Luke D. Gessler
Hi, I'm Luke! I am a postdoc in the NALA Group with Katharina von der Wense at CU Boulder. Before that, I got my Ph.D. in computational linguistics at Georgetown University. I am interested in low-resource NLP and language resource development, particularly in the context of endangered language documentation. Linguists are often asked how many languages they speak, so let me share that mine include English (native), Latin (reading), Hindi-Urdu (conversational), Sahidic Coptic (reading), and bits and pieces of others.
Modern methods in natural language processing (NLP) from the past 10 years are powerful but require great amounts of data. This has led to a performance gap between a handful of high-resource languages which have enough data to fully exploit models' capabilities (like Russian or English), and low-resource languages (like Mohawk or Uyghur), which lack the data volume required to fully realize models' potential. This is a regrettable circumstance, as poorer performing models may induce many inequities (such as socioeconomic ones), and most of the world's languages may not be spoken by the close of the century and are in need of high-quality language technologies to aid efforts to document and revitalize them.
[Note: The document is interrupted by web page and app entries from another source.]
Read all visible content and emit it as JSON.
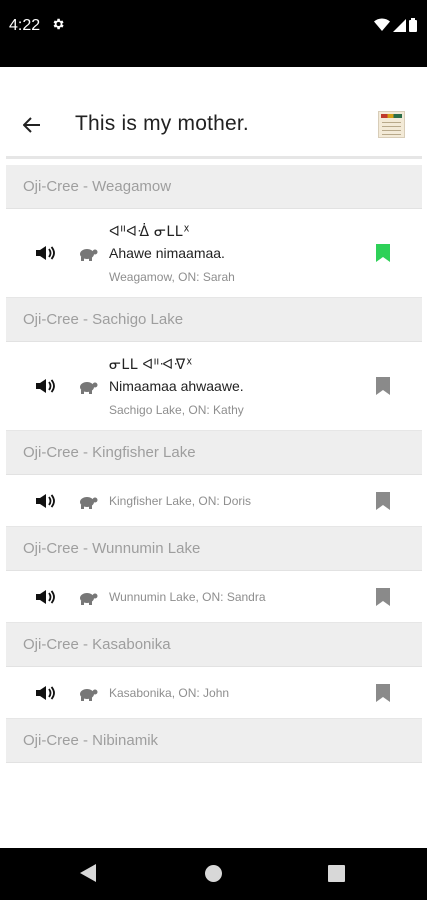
{
  "status_bar": {
    "time": "4:22"
  },
  "app_bar": {
    "title": "This is my mother."
  },
  "colors": {
    "bookmark_active": "#2ed158",
    "bookmark_inactive": "#8a8a8a"
  },
  "sections": [
    {
      "header": "Oji-Cree - Weagamow",
      "syllabics": "ᐊᐦᐊᐐ ᓂᒪᒪᕽ",
      "phrase": "Ahawe nimaamaa.",
      "meta": "Weagamow, ON: Sarah",
      "bookmarked": true
    },
    {
      "header": "Oji-Cree - Sachigo Lake",
      "syllabics": "ᓂᒪᒪ ᐊᐦᐗᐌᕽ",
      "phrase": "Nimaamaa ahwaawe.",
      "meta": "Sachigo Lake, ON: Kathy",
      "bookmarked": false
    },
    {
      "header": "Oji-Cree - Kingfisher Lake",
      "meta": "Kingfisher Lake, ON: Doris",
      "bookmarked": false
    },
    {
      "header": "Oji-Cree - Wunnumin Lake",
      "meta": "Wunnumin Lake, ON: Sandra",
      "bookmarked": false
    },
    {
      "header": "Oji-Cree - Kasabonika",
      "meta": "Kasabonika, ON: John",
      "bookmarked": false
    },
    {
      "header": "Oji-Cree - Nibinamik"
    }
  ]
}
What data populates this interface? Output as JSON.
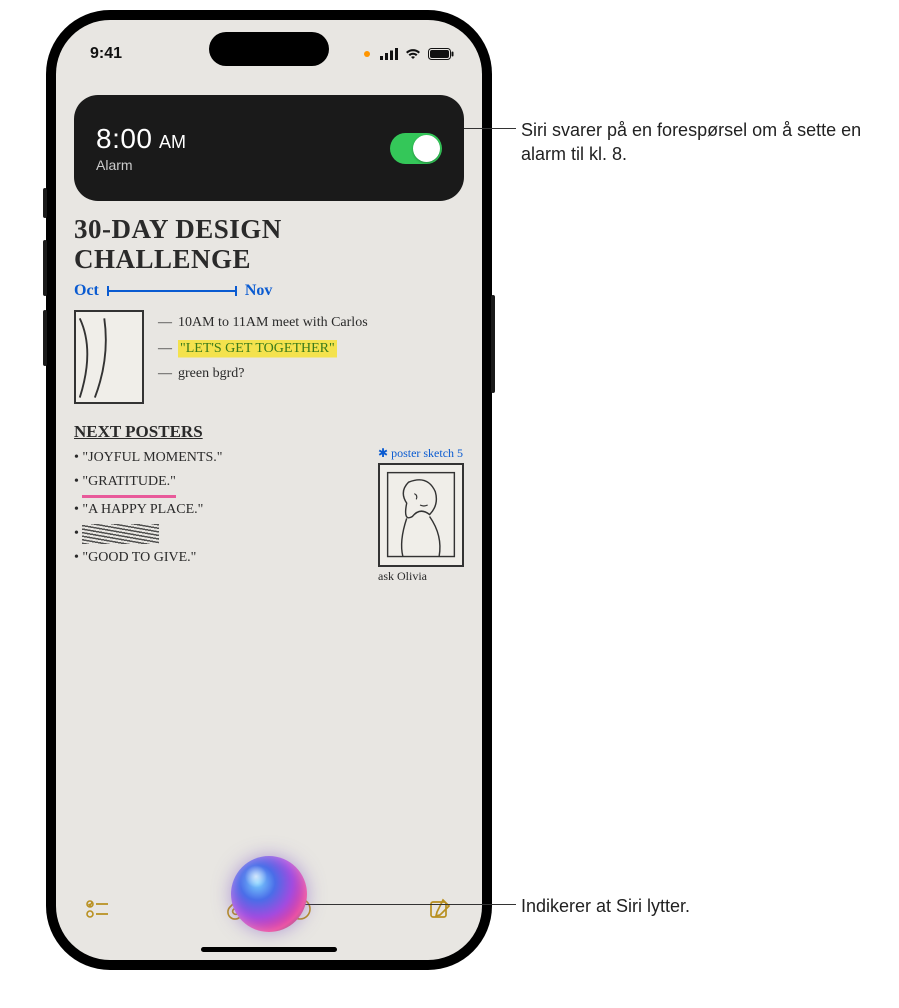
{
  "status": {
    "time": "9:41"
  },
  "alarm": {
    "time": "8:00",
    "ampm": "AM",
    "label": "Alarm",
    "enabled": true
  },
  "note": {
    "title_line1": "30-DAY DESIGN",
    "title_line2": "CHALLENGE",
    "timeline_start": "Oct",
    "timeline_end": "Nov",
    "bullets": [
      "10AM to 11AM meet with Carlos",
      "\"LET'S GET TOGETHER\"",
      "green bgrd?"
    ],
    "section_header": "NEXT POSTERS",
    "posters": [
      "\"JOYFUL MOMENTS.\"",
      "\"GRATITUDE.\"",
      "\"A HAPPY PLACE.\"",
      "scratched-out",
      "\"GOOD TO GIVE.\""
    ],
    "sketch2_label": "poster sketch 5",
    "ask_label": "ask Olivia"
  },
  "callouts": {
    "top": "Siri svarer på en forespørsel om å sette en alarm til kl. 8.",
    "bottom": "Indikerer at Siri lytter."
  }
}
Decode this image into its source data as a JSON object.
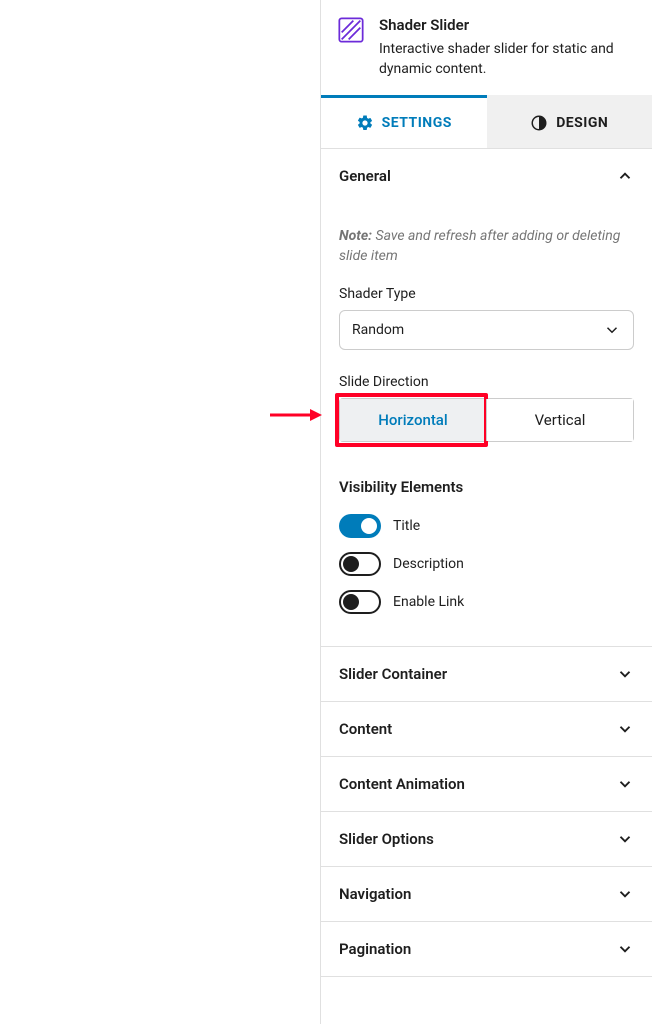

My work is broadly aimed at addressing this performance gap between high- and low-resource languages by developing linguistically-sophisticated resources and algorithms which can help low-resource languages overcome the onerous demands of the deep learning methods which have become dominant in NLP. Most of my work can be seen as belonging to at least one of the three following threads:
- Language resource development: creation and maintenance of natural language corpora enriched with linguistic analyses.
- NLP-capable language documentation systems: developing systems aimed at language documentation, i.e. the process of collecting and describing data in a particular language, with an emphasis on deep integration with NLP systems to facilitate the documentary process.
- Low-resource NLP: development of methods specifically for languages with little data.